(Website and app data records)
****************************************

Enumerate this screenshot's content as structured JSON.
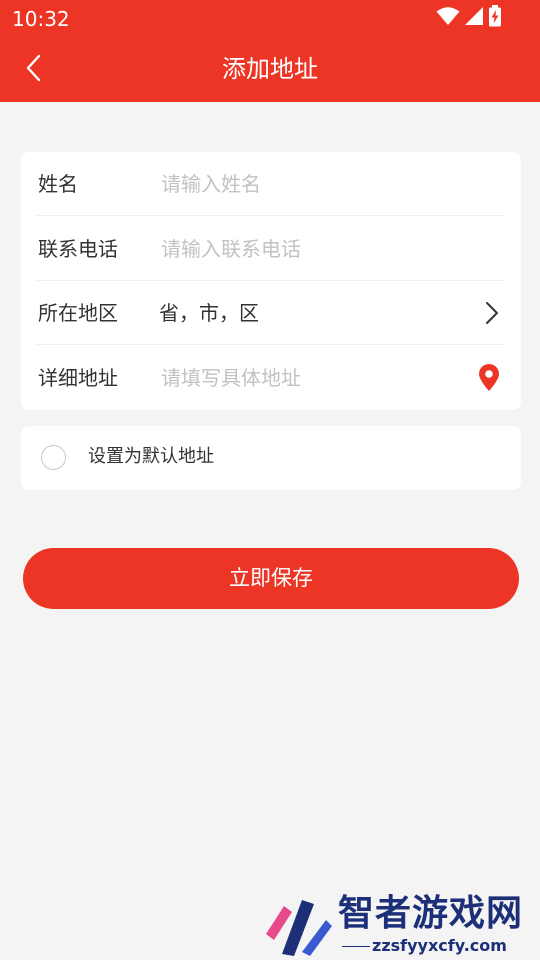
{
  "status_bar": {
    "time": "10:32",
    "icons": [
      "wifi-icon",
      "cellular-signal-icon",
      "battery-charging-icon"
    ]
  },
  "header": {
    "title": "添加地址",
    "back_icon": "chevron-left-icon"
  },
  "form": {
    "name": {
      "label": "姓名",
      "placeholder": "请输入姓名",
      "value": ""
    },
    "phone": {
      "label": "联系电话",
      "placeholder": "请输入联系电话",
      "value": ""
    },
    "region": {
      "label": "所在地区",
      "value": "省，市，区",
      "icon": "chevron-right-icon"
    },
    "detail": {
      "label": "详细地址",
      "placeholder": "请填写具体地址",
      "value": "",
      "icon": "location-pin-icon"
    }
  },
  "default_option": {
    "label": "设置为默认地址",
    "checked": false
  },
  "save_button": {
    "label": "立即保存"
  },
  "watermark": {
    "name": "智者游戏网",
    "url": "zzsfyyxcfy.com"
  },
  "colors": {
    "accent": "#ec3525",
    "background": "#f4f4f4",
    "card": "#ffffff",
    "text": "#333333",
    "placeholder": "#c2c2c2",
    "watermark": "#1c2f78"
  }
}
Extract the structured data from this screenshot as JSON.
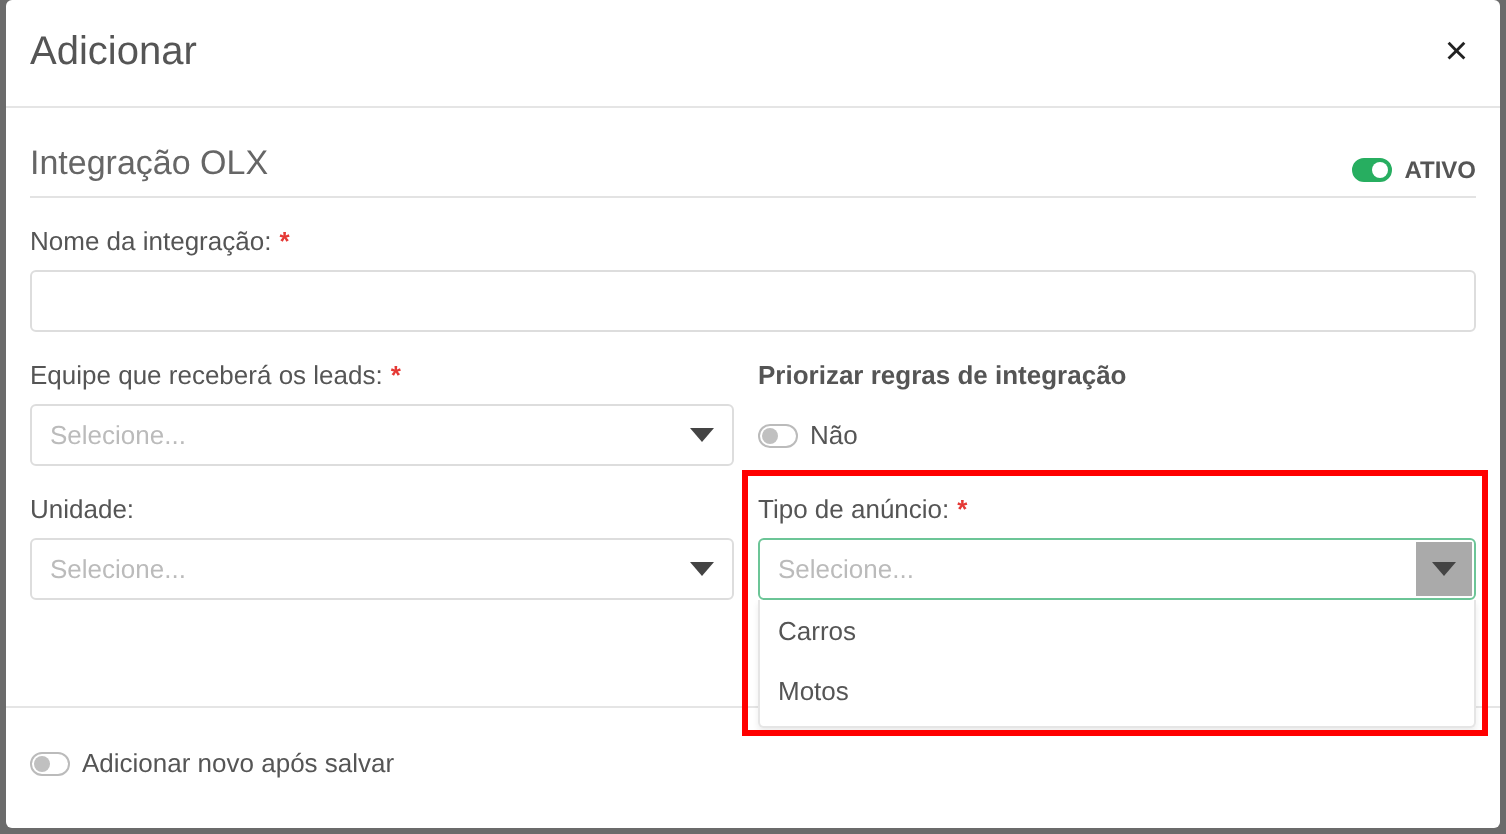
{
  "dialog": {
    "title": "Adicionar",
    "close": "×"
  },
  "section": {
    "title": "Integração OLX",
    "toggle": {
      "on": true,
      "label": "ATIVO"
    }
  },
  "rows": [
    [
      {
        "kind": "text",
        "label": "Nome da integração:",
        "required_mark": "*"
      }
    ],
    [
      {
        "kind": "select",
        "label": "Equipe que receberá os leads:",
        "required_mark": "*",
        "placeholder": "Selecione...",
        "expanded": false
      },
      {
        "kind": "toggle",
        "label": "Priorizar regras de integração",
        "on": false,
        "value_label": "Não"
      }
    ],
    [
      {
        "kind": "select",
        "label": "Unidade:",
        "placeholder": "Selecione...",
        "expanded": false
      },
      {
        "kind": "select",
        "label": "Tipo de anúncio:",
        "required_mark": "*",
        "placeholder": "Selecione...",
        "expanded": true,
        "highlighted": true,
        "options": [
          "Carros",
          "Motos"
        ]
      }
    ]
  ],
  "footer": {
    "toggle": {
      "on": false,
      "label": "Adicionar novo após salvar"
    }
  }
}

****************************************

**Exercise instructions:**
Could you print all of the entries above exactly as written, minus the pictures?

**Finished task:**
Enumerate this screenshot's content as structured JSON.
{
  "status_bar": {
    "time": "10:32",
    "icons": [
      "wifi-icon",
      "cellular-signal-icon",
      "battery-charging-icon"
    ]
  },
  "header": {
    "title": "添加地址",
    "back_icon": "chevron-left-icon"
  },
  "form": {
    "name": {
      "label": "姓名",
      "placeholder": "请输入姓名",
      "value": ""
    },
    "phone": {
      "label": "联系电话",
      "placeholder": "请输入联系电话",
      "value": ""
    },
    "region": {
      "label": "所在地区",
      "value": "省，市，区",
      "icon": "chevron-right-icon"
    },
    "detail": {
      "label": "详细地址",
      "placeholder": "请填写具体地址",
      "value": "",
      "icon": "location-pin-icon"
    }
  },
  "default_option": {
    "label": "设置为默认地址",
    "checked": false
  },
  "save_button": {
    "label": "立即保存"
  },
  "watermark": {
    "name": "智者游戏网",
    "url": "zzsfyyxcfy.com"
  },
  "colors": {
    "accent": "#ec3525",
    "background": "#f4f4f4",
    "card": "#ffffff",
    "text": "#333333",
    "placeholder": "#c2c2c2",
    "watermark": "#1c2f78"
  }
}
Extract the structured data from this screenshot as JSON.
{
  "dialog": {
    "title": "Adicionar",
    "close": "×"
  },
  "section": {
    "title": "Integração OLX",
    "toggle": {
      "on": true,
      "label": "ATIVO"
    }
  },
  "rows": [
    [
      {
        "kind": "text",
        "label": "Nome da integração:",
        "required_mark": "*"
      }
    ],
    [
      {
        "kind": "select",
        "label": "Equipe que receberá os leads:",
        "required_mark": "*",
        "placeholder": "Selecione...",
        "expanded": false
      },
      {
        "kind": "toggle",
        "label": "Priorizar regras de integração",
        "on": false,
        "value_label": "Não"
      }
    ],
    [
      {
        "kind": "select",
        "label": "Unidade:",
        "placeholder": "Selecione...",
        "expanded": false
      },
      {
        "kind": "select",
        "label": "Tipo de anúncio:",
        "required_mark": "*",
        "placeholder": "Selecione...",
        "expanded": true,
        "highlighted": true,
        "options": [
          "Carros",
          "Motos"
        ]
      }
    ]
  ],
  "footer": {
    "toggle": {
      "on": false,
      "label": "Adicionar novo após salvar"
    }
  }
}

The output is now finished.